CPVC isn’t a one-size-fits-all product. While it’s available in pipes of different diameters, those diameters can vary. PVC is available in nominal sizes, known as NPS (nominal pipe size). CPVC is available in both nominal widths and copper tube sizes (CTS). NPS describes the size of the interior diameter of the pipe, and CTS describes the size of the outside of the pipe.
Also, CPVC is available in both Schedule 40 and Schedule 80, and this describes the thickness of the pipe’s wall. Though they have the same chemical resistance and heat range, Schedule 40 is thinner than Schedule 80, giving Schedule 40 a bit less strength but it’s slightly more flexible. CPVC also comes in three colors, including off-white, light gray, or yellow.
CPVC isn’t just for industrial and commercial settings.
There are more uses for CPVC pipes than just factories and commercial buildings. CPVC works very well as a potable water distribution pipe, making it an ideal choice for residential plumbing applications.
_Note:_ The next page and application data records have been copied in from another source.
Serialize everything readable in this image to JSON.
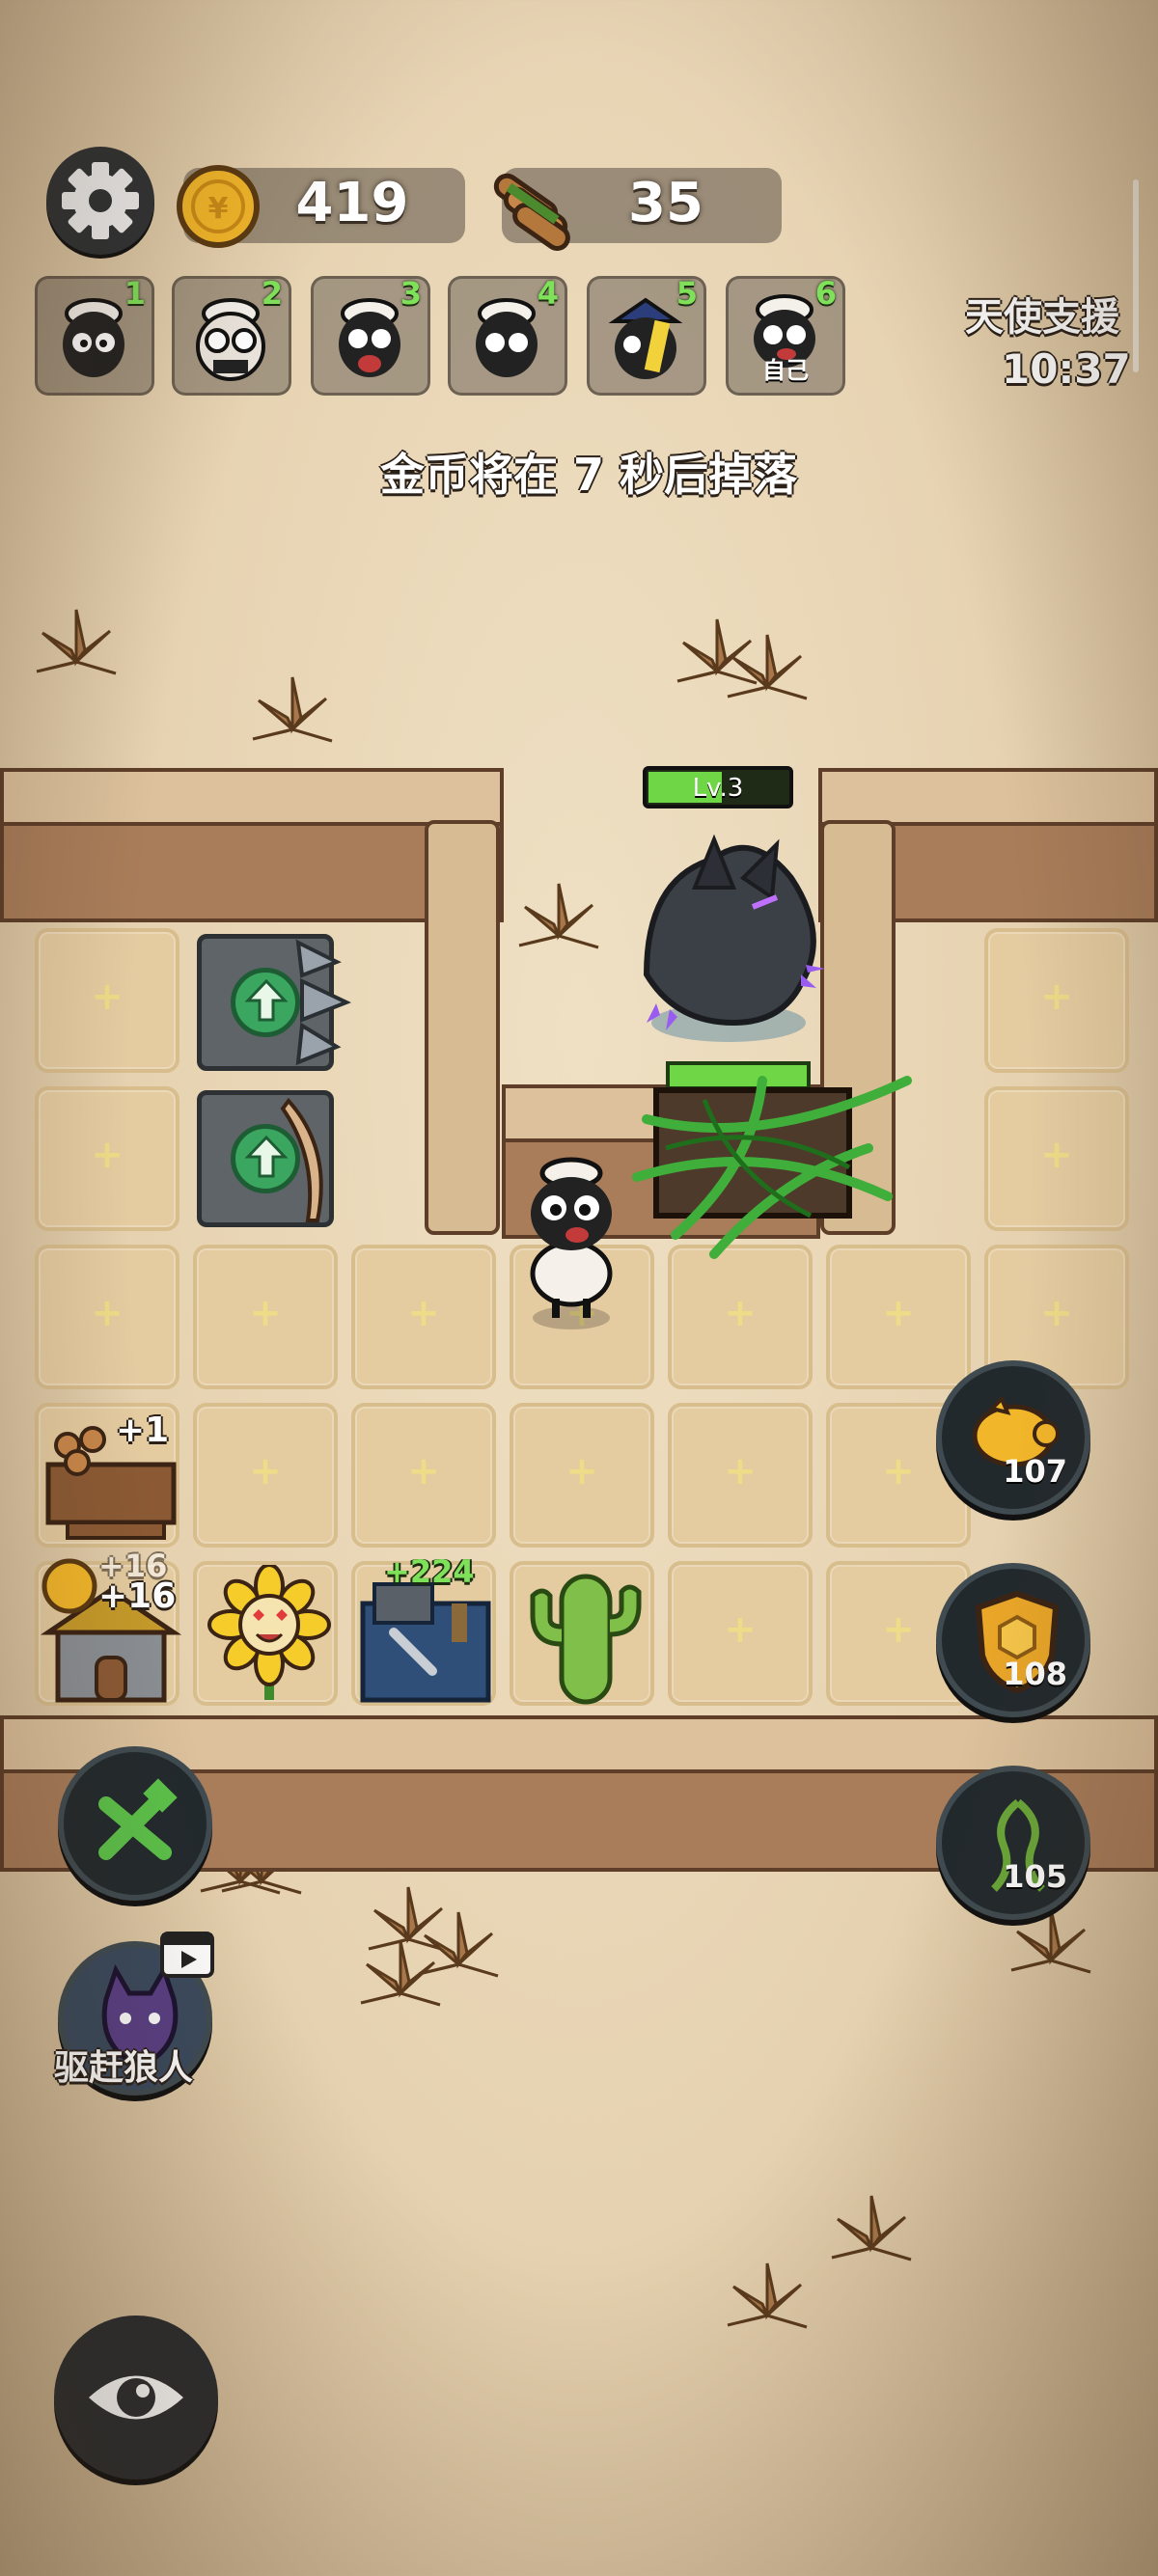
{
  "hud": {
    "gold": "419",
    "wood": "35",
    "drop_notice": "金币将在 7 秒后掉落",
    "support_label": "天使支援",
    "support_timer": "10:37"
  },
  "players": [
    {
      "num": "1",
      "self": ""
    },
    {
      "num": "2",
      "self": ""
    },
    {
      "num": "3",
      "self": ""
    },
    {
      "num": "4",
      "self": ""
    },
    {
      "num": "5",
      "self": ""
    },
    {
      "num": "6",
      "self": "自己"
    }
  ],
  "enemy": {
    "level": "Lv.3"
  },
  "board": {
    "wood_bonus": "+1",
    "gold_bonus_back": "+16",
    "gold_bonus_front": "+16",
    "repair_bonus": "+224"
  },
  "side_buttons": {
    "piggy_count": "107",
    "shield_count": "108",
    "thorn_count": "105"
  },
  "left_buttons": {
    "repel_label": "驱赶狼人"
  },
  "colors": {
    "accent_green": "#7fe05a",
    "button_dark": "#22292d",
    "sand": "#e6d2b0"
  },
  "icons": [
    "gear-icon",
    "coin-icon",
    "wood-icon",
    "piggy-bank-icon",
    "shield-icon",
    "thorn-vine-icon",
    "tools-icon",
    "video-icon",
    "eye-icon",
    "wolf-icon"
  ]
}
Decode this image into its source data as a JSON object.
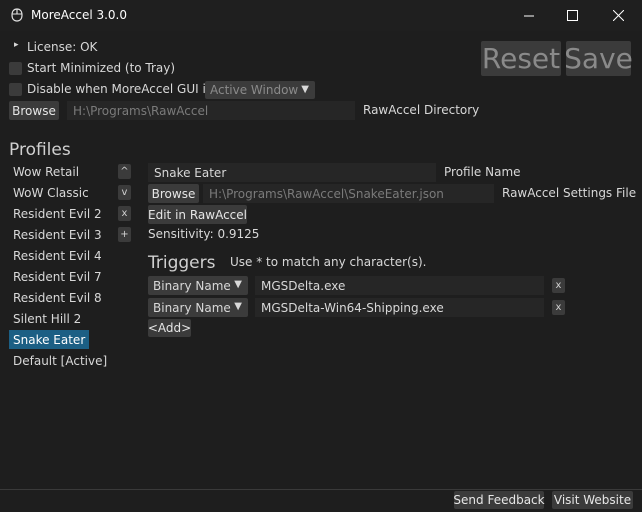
{
  "window": {
    "title": "MoreAccel 3.0.0",
    "icon": "app-icon",
    "minimize": "—",
    "maximize": "☐",
    "close": "✕"
  },
  "license": {
    "arrow": "▸",
    "text": "License: OK"
  },
  "options": {
    "start_minimized": "Start Minimized (to Tray)",
    "disable_when": "Disable when MoreAccel GUI is",
    "disable_mode": "Active Window"
  },
  "rawaccel": {
    "browse": "Browse",
    "path": "H:\\Programs\\RawAccel",
    "label": "RawAccel Directory"
  },
  "actions": {
    "reset": "Reset",
    "save": "Save"
  },
  "profiles": {
    "heading": "Profiles",
    "items": [
      "Wow Retail",
      "WoW Classic",
      "Resident Evil 2",
      "Resident Evil 3",
      "Resident Evil 4",
      "Resident Evil 7",
      "Resident Evil 8",
      "Silent Hill 2",
      "Snake Eater",
      "Default [Active]"
    ],
    "selected_index": 8,
    "controls": {
      "up": "^",
      "down": "v",
      "delete": "x",
      "add": "+"
    }
  },
  "profile": {
    "name": "Snake Eater",
    "name_label": "Profile Name",
    "browse": "Browse",
    "settings_path": "H:\\Programs\\RawAccel\\SnakeEater.json",
    "settings_label": "RawAccel Settings File",
    "edit": "Edit in RawAccel",
    "sensitivity": "Sensitivity: 0.9125"
  },
  "triggers": {
    "heading": "Triggers",
    "hint": "Use * to match any character(s).",
    "rows": [
      {
        "type": "Binary Name",
        "value": "MGSDelta.exe",
        "remove": "x"
      },
      {
        "type": "Binary Name",
        "value": "MGSDelta-Win64-Shipping.exe",
        "remove": "x"
      }
    ],
    "add": "<Add>"
  },
  "footer": {
    "feedback": "Send Feedback",
    "website": "Visit Website"
  },
  "colors": {
    "background": "#1e1e1e",
    "selection": "#1c5f84",
    "control": "#3b3b3b"
  }
}
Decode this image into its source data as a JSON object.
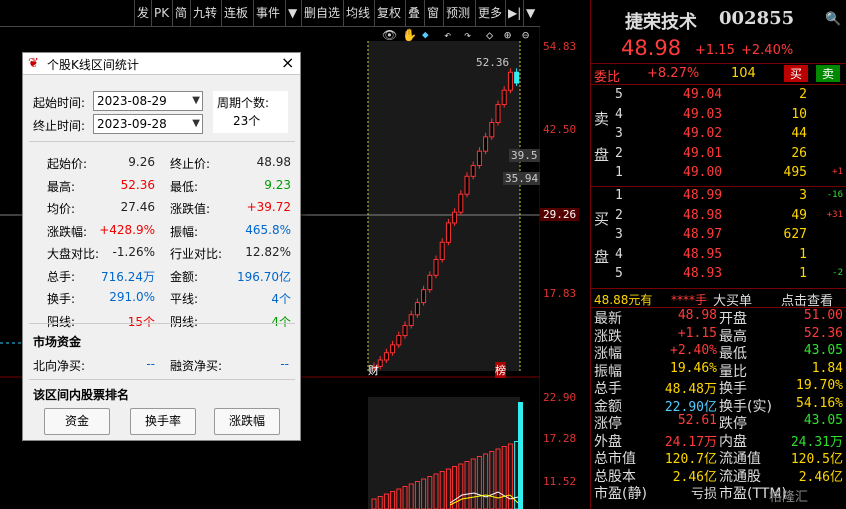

While there aren’t many codes that require CPVC, its long-lasting and durable characteristics make it an excellent choice in residential settings. If there’s a reason not to use it, it’s the price. CPVC is sometimes six times more expensive than PVC. For that reason, many plumbers and DIYers choose to only use it for the hot water distribution pipes, leaving the cold water for PVC piping. Both types are recognized by most plumbing codes.